Activity: Collect each line of the entries that holds the string "BINGO".
- - - - -
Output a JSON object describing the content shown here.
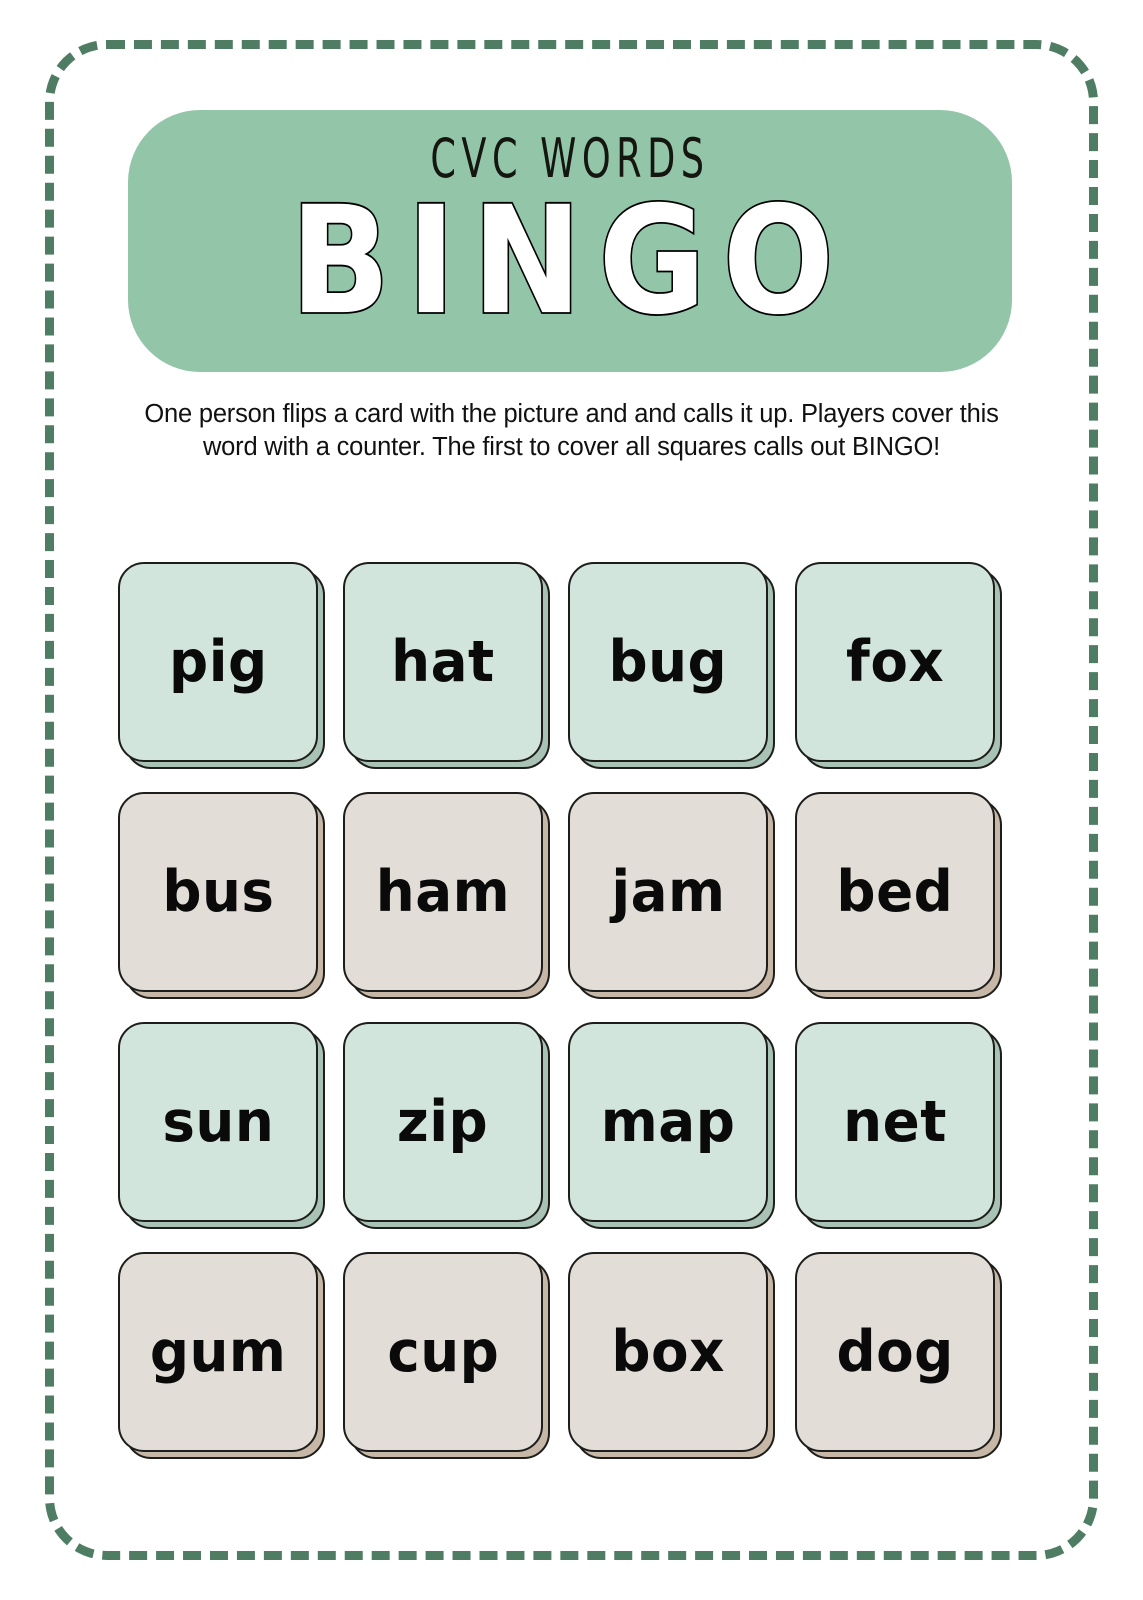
{
  "page": {
    "background_color": "#ffffff",
    "border_color": "#4f7d64",
    "border_style": "dashed"
  },
  "header": {
    "kicker": "CVC WORDS",
    "title": "BINGO",
    "banner_color": "#93c5a9",
    "title_color": "#ffffff",
    "title_outline_color": "#000000"
  },
  "instructions": {
    "text": "One person flips a card with the picture and and calls it up. Players cover this word with a counter. The first to cover all squares calls out BINGO!"
  },
  "grid": {
    "columns": 4,
    "rows": 4,
    "mint_color": "#d2e5dc",
    "mint_shadow_color": "#a9c2b6",
    "beige_color": "#e2ddd6",
    "beige_shadow_color": "#c6b7a6",
    "tiles": [
      {
        "word": "pig",
        "variant": "mint"
      },
      {
        "word": "hat",
        "variant": "mint"
      },
      {
        "word": "bug",
        "variant": "mint"
      },
      {
        "word": "fox",
        "variant": "mint"
      },
      {
        "word": "bus",
        "variant": "beige"
      },
      {
        "word": "ham",
        "variant": "beige"
      },
      {
        "word": "jam",
        "variant": "beige"
      },
      {
        "word": "bed",
        "variant": "beige"
      },
      {
        "word": "sun",
        "variant": "mint"
      },
      {
        "word": "zip",
        "variant": "mint"
      },
      {
        "word": "map",
        "variant": "mint"
      },
      {
        "word": "net",
        "variant": "mint"
      },
      {
        "word": "gum",
        "variant": "beige"
      },
      {
        "word": "cup",
        "variant": "beige"
      },
      {
        "word": "box",
        "variant": "beige"
      },
      {
        "word": "dog",
        "variant": "beige"
      }
    ]
  }
}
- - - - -
Solution to this task:
    "title": "BINGO",
    "text": "One person flips a card with the picture and and calls it up. Players cover this word with a counter. The first to cover all squares calls out BINGO!"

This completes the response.